Mae Doyle (Barbara Stanwyck), after 10 years spent on the East coast, has returned to her Pacific coast hometown following the death of her beau, who was a married man. She’s staying at the old family home with her younger brother, Joe (Keith Andes).
Joe’s girlfriend, cannery worker Peggy (Marilyn Monroe), admires the wordly and sophisticated Mae. She confides that she’s not sure if she wants to be married, because she wants an exciting life, rather than a monotonous one lived under the thumb of a bossy husband.
Mae’s intentions are just the opposite. In attempt to escape her past and the guilt she feels over having been involved with a married man, she’s looking to settle down, despite her cynical attitude about love. She begins dating fisherman Jerry D’Amato (Paul Douglas) while forming a more antagonistic relationship with Jerry’s best friend, Earl (Robert Ryan).
Clash by Night was directed by Fritz Lang. The screenplay was written by Alfred Hayes from a play by Clifford Odets.
The premise of Clash by Night seems fairly simple, but the film has a certain intensity. It isn’t completely consistent, but it’s present more than enough to make the film worthy of a watch. These characters are complicated people, and the film doesn’t hesitate to explore their flaws or mistakes.
While the pace and mood are somewhat uneven at times, the script is good, and there are a few great quotes. Some of my favorites (all from Mae, within just the first half-hour of the film):
“What do you want, Joe, my life’s history? Here it is in four words: big ideas, small results.”
“Home is where you come to when you run out of places.”
“Confidence. I want a man to give me confidence. Somebody to fight off the blizzards and the floods. Somebody to beat off the world when it tries to swallow you up! Ha – me and my ideas.”
This film’s greatest appeal for many classic film fans is the opportunity to see Stanwyck share the screen with Marilyn Monroe, and it is very interesting to see them act alongside each other. They’re two such different actresses, but both very talented. I became curious as to how they got along on set and looked into it after watching the film. TCM’s article on the film notes:
“Playing one of her first important roles, Monroe was nervous to the point of vomiting before every scene and breaking out in red blotches on her hands and face. She was often late, forgetful, and uncommunicative. Lang, not one to suffer actor idiosyncrasies lightly, was at his wits’ end with the young actress, but Stanwyck was a model of patience. […] Stanwyck admitted years later that Monroe ‘drove Bob Ryan, Paul Douglas, and myself out of our minds.’ She told the Toronto Telegram in 1965 she found Monroe ‘awkward. She couldn’t get out of her own way. She wasn’t disciplined, and she was often late, but she didn’t do it viciously, and there was a sort of magic about her which we all recognized at once. Her phobias, or whatever they were, came later; she seemed just a carefree kid, and she owned the world.'”
Stanwyck was known for being very cooperative and easy to work with on set. It’s unsurprising to read that, despite the problems that may have gone on during the film’s production, she was patient and respectful toward Monroe.

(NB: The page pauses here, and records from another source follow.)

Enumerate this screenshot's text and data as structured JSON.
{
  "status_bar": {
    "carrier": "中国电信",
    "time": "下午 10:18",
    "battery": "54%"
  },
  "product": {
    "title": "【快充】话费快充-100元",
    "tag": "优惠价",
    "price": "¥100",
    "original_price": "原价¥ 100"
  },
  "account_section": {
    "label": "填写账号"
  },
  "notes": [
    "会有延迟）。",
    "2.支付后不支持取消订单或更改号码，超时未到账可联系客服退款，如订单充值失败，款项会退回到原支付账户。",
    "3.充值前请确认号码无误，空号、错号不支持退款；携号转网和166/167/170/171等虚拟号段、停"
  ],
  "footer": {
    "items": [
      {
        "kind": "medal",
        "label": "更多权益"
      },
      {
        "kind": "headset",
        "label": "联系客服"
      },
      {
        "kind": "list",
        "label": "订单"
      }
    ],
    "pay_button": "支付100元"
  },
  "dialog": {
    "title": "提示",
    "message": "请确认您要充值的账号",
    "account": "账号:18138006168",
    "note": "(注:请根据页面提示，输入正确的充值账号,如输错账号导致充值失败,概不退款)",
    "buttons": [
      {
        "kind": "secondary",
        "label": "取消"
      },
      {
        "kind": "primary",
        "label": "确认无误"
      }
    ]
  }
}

It’s not unheard of, in a Stanwyck film, for the actress to completely outshine the rest of the cast. It isn’t that she starred alongside a ton of weak performers — the opposite, actually! She was just too good, stealing the viewer’s attention away from her co-stars with a gripping screen presence and consistently-amazing performances.
That isn’t the case here, however. Stanwyck’s performance is fantastic, but many of the film’s performers are strong. I was particularly impressed by Robert Ryan as Earl and Marilyn Monroe, who gives a lively performance in a small-but-not-unimportant role. There seems to be a bit more of a balance here between Stanwyck and the other players, which is nice to watch.
Clash by Night is by no means a perfect film, but it is a tense story that is very much worthy of a watch, especially for fans of either Barbara Stanwyck or Marilyn Monroe. The score: 4/5